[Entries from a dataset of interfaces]
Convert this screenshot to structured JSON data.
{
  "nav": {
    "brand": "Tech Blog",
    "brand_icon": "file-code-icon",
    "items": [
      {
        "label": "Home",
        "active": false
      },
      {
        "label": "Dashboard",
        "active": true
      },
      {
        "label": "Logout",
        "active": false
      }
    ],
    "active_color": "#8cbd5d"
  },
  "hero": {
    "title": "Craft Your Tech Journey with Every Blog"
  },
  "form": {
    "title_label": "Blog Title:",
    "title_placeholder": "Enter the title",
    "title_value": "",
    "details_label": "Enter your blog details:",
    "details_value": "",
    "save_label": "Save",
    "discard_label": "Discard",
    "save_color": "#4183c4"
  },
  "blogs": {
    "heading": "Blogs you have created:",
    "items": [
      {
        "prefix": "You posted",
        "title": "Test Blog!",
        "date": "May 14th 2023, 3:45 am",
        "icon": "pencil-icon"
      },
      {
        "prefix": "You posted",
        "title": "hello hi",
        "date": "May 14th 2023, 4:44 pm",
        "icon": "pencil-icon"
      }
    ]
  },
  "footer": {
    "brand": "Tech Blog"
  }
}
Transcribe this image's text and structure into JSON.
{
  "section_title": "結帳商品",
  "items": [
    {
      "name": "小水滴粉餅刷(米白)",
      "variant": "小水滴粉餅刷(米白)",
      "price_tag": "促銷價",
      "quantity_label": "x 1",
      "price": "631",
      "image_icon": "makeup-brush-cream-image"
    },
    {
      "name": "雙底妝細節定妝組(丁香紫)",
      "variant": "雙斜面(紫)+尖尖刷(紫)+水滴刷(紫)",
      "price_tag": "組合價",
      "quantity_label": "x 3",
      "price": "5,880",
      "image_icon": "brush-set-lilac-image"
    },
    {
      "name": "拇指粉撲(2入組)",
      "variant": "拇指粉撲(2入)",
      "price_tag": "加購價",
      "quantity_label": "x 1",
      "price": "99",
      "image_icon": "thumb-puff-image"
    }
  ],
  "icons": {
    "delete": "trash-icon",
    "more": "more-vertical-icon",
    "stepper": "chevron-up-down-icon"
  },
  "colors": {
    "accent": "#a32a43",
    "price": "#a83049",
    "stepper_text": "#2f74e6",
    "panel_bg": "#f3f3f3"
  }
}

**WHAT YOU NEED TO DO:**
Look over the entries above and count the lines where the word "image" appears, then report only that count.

**OUTPUT OF THE TASK:**
4